When a therapist gives you mindful meditation to do once a day. By golly, do it. The benefits of mindfulness are numerous. Here’s a link.  If your therapist asks you to follow your thinking patterns and behaviors. Do it. You cannot change your thoughts unless you know what they are, what triggers them and how you react. If your therapist tells you to come up with strengths, pros and cons, ways to find fulfillment in your love life. Sit down, think hard, and don’t stop until you’ve come up with those answers.

Homework is vital to effective therapy. It provides the structure for the therapist. It allows your therapist to gauge how well you’re coping, what areas you need to work on and what issues need addressing.


3. Say Goodbye

At one point or another, as a client you’re going to leave therapy. Whatever reason you’ve decided to leave therapy, you need to have one last session with your therapist to wrap things up. If you’re leaving therapy earlier than recommended, swallow your anxiety and make that last session. The work you’ve been doing needs a backup plan. That plan is there to make sure that the skills you’ve learned will continue to play a role in your life so you don’t slip back into old, unhelpful coping habits.

If you can’t face your therapist in saying goodbye, call them up on the phone. You and the therapist need closure. If you’re unhappy with your therapist, then tell them. Communicate. Therapists aren’t perfect, they can’t read your mind and if you don’t tell them how you feel about therapy or the process then they can’t change anything.

One of the goals of therapy is to create assertive communication skills. To encourage clients to ask for what they want while listening to the needs of others. If your need is for your therapist to listen more, to focus on another problem you’re having, to not tell so many anecdotes, to charge you less money for sessions. Ask.

If your need is to leave therapy. Tell them. Allow your therapist to do what they do best, and that is to help you take the steps necessary to ensure that you got the most out of the therapeutic process.



On a last note. And this might not even surprise you.

The three things listed above are also associated with positive therapy outcomes. What does that mean? As a client if you show up to therapy, do your homework and make sure you leave therapy by saying goodbye then you’ll be more likely to resolve or improve whatever problems were affecting you.

3 Ways to Impress Your Therapist

Kylie Coulter

Kylie Coulter is and has been an online therapist for six years. She has an Honours Degree in Psychological Science and a Professional Diploma of Counselling. She writes psychology articles for magazines and is currently publishing an academic paper on Expressing Emotion via the Internet.

9 comments: View Comments / Leave a Comment



APA Reference
Coulter, K. (2012). 3 Ways to Impress Your Therapist. Psych Central. Retrieved on November 27, 2020, from


Last updated: 10 Sep 2012
Statement of review: Psych Central does not review the content that appears in our blog network ( prior to publication.
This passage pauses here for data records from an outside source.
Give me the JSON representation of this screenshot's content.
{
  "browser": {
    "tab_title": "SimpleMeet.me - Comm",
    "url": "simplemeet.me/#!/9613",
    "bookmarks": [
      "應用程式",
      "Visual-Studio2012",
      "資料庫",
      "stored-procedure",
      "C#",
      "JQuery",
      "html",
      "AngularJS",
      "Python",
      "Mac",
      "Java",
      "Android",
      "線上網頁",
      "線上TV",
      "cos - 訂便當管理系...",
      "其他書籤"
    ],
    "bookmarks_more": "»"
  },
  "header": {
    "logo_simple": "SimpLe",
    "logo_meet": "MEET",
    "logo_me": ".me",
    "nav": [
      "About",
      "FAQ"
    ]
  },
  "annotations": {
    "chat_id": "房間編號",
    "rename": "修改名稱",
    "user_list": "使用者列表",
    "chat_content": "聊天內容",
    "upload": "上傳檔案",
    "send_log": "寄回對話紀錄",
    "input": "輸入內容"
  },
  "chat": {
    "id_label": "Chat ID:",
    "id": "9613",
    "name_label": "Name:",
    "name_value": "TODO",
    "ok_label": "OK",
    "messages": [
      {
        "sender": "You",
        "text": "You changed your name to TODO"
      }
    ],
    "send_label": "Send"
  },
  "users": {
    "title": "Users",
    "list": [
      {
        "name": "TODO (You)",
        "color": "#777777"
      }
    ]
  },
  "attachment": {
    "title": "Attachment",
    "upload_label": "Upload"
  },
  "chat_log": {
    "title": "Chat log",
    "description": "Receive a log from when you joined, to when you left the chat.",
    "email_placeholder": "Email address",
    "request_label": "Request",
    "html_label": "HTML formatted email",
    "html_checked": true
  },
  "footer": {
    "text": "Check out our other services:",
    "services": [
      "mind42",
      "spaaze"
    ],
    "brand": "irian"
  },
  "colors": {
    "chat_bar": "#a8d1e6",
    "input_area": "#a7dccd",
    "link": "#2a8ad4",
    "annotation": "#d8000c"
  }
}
All opinions expressed herein are exclusively those of the author alone, and do not reflect the views of the editorial staff or management of Psych Central. Published on All rights reserved.